These cases are harder and more costly to investigate. If an Internet scam artist is caught in his home jurisdiction, it is likely that there may be only a few victims located in that same state, though there may be hundreds of others scattered across the country. To establish the full scope of the crime, officials of the county where the defendant is located may need to spend money to transport numerous out-of-state witnesses to testify so that the whole story can be revealed. The high cost of handling prosecutions with victims in multiple jurisdictions is another strategic disadvantage faced by law enforcement in the networked world.

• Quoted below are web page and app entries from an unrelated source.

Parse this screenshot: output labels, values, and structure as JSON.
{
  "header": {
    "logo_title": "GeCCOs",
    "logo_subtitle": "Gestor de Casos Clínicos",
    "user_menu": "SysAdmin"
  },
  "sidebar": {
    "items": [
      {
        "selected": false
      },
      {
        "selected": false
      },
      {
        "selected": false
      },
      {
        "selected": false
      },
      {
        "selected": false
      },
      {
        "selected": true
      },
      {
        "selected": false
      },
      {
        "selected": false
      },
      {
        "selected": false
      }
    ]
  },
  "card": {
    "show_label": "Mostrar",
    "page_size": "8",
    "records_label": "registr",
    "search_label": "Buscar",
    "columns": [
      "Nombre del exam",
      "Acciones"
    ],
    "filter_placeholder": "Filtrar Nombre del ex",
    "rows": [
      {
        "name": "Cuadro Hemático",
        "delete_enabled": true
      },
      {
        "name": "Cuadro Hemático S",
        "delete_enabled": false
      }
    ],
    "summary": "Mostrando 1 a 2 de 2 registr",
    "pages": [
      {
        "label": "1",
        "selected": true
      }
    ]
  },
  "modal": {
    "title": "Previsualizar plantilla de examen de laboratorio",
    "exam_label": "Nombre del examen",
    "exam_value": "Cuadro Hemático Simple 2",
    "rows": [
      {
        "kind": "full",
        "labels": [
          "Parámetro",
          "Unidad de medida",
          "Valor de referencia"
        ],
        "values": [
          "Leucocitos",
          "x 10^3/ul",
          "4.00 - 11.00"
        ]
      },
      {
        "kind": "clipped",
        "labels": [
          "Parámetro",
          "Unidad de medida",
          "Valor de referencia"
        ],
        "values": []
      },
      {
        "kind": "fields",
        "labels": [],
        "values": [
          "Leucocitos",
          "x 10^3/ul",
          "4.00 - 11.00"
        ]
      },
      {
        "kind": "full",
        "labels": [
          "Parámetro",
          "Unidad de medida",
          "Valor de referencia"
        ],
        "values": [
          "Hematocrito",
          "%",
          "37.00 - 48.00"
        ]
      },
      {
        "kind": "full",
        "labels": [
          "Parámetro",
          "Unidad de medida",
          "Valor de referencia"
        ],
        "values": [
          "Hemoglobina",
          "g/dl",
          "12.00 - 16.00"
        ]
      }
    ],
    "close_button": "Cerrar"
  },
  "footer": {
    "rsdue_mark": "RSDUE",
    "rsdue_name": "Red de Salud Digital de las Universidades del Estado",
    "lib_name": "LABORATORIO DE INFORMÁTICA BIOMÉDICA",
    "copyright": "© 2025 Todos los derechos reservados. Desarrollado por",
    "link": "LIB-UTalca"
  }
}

The main practical challenge this new kind of criminal activity creates is the need for training for both investigators and prosecutors so that they will be able to handle these new high-tech cases. Catching cybercriminals requires well trained and better equipped cybercops, and this is an expensive proposition, but it is one that the Internet revolution has laid at society’s doorstep. Dealing with this practical need, the delivery of training and equipment to law enforcement officers and prosecutors, will require a continuing commitment by society. Whether such a commitment will be made, however, remains to be seen. Perhaps policymakers and the public will be more willing to allocate such resources when they consider some of the negative strategic consequences that the criminal usage of the Internet presents.

Because the general public’s use of this technology is barely 10 years old, the full extent of the Internet’s impact on society’s ability to cope with crime is still a matter of speculation. Certainly the Internet’s phenomenal benefits to society in terms of information availability, convenient e-commerce and increased communication must be factored positively into any assessment. But as things stand at the start of the 21st century, law enforcement has some serious catching up to do, and policymakers will need to commit significant resources in order to ensure that there is a sheriff on the electronic frontier.

Terrence Berg is an assistant attorney general and chief of the High Tech Crime Unit of the Michigan Department of the Attorney General. The views expressed here are his own and should not necessarily be attributed to the Michigan Department of the